There’s something wrong with Aunt Diane — that’s one of the last things Schuler’s 8-year-old niece, Emma Hance, worriedly told her father by cellphone as the minivan sped hither and then yon, minutes before Schuler got on the Taconic going the wrong way. By then, they’d been on the road for more than four hours.
“There’s Something Wrong With Aunt Diane” is also the title of Liz Garbus’s grievously mesmerizing HBO documentary airing Monday night. Ostensibly an objective inquiry into the tragedy, the film is perhaps better interpreted as a study in the infinite and even seemingly inappropriate ways that people experience profound grief.
If you come here looking for answers to this much-discussed event (which briefly preoccupied Larry King and other members of the cable and Internet commentariat), you will leave deeply unsatisfied and possibly smoldering with disgust. If you can stomach the material, then watch. If you can’t — and I include a special caution to those who’ve lost loved ones to a drunk driver or any vehicular crash — then it’s time to change the channel.

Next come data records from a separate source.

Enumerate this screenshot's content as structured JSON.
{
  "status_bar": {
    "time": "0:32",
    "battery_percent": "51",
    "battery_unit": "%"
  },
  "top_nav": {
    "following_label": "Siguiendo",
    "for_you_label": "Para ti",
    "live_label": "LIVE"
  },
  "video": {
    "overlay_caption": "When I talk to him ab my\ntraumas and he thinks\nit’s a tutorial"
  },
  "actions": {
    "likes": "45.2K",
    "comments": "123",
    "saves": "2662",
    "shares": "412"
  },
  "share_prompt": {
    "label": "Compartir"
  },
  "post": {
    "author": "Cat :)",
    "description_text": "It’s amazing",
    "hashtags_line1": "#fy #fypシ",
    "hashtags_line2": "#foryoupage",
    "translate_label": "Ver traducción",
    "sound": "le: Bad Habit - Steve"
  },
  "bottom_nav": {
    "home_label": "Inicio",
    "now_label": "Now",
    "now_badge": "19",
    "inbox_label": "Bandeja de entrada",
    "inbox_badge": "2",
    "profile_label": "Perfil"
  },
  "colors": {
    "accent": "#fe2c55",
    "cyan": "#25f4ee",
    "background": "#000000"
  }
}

Still, it’s hard to look away from what Garbus has attempted here. “There’s Something Wrong With Aunt Diane” is the most unforgettable and hauntingly rendered documentary to come from HBO so far this year; at the same time, it is an example of the documentary format at its most fraught and incomplete.
Garbus, whose credits include “Bobby Fischer Against the World” (which aired in June on HBO), gained tentative access to the Schuler family to make this film.
We watch as Schuler’s husband, Daniel, and his brother’s wife, Jay, agree to talk about the incident and its aftermath, but only because they remain convinced that the coroner’s findings were somehow wrong. They hope Garbus and her crew will turn up new evidence to refute the irrefutable — that Diane was profoundly drunk — and to somehow partially restore the reputation of the woman they thought they knew.
Garbus cautions the family that the film may have the opposite result. Part of what saves “There’s Something Wrong With Aunt Diane” from total despair is its structure as a work in progress and its willingness to bring the viewer along on the search. Diane’s brother and his wife — who lost all three of their children in the crash — declined to participate in the film and have severed contact with the Schuler family, but Garbus was able to interview the relatives of the men in the SUV.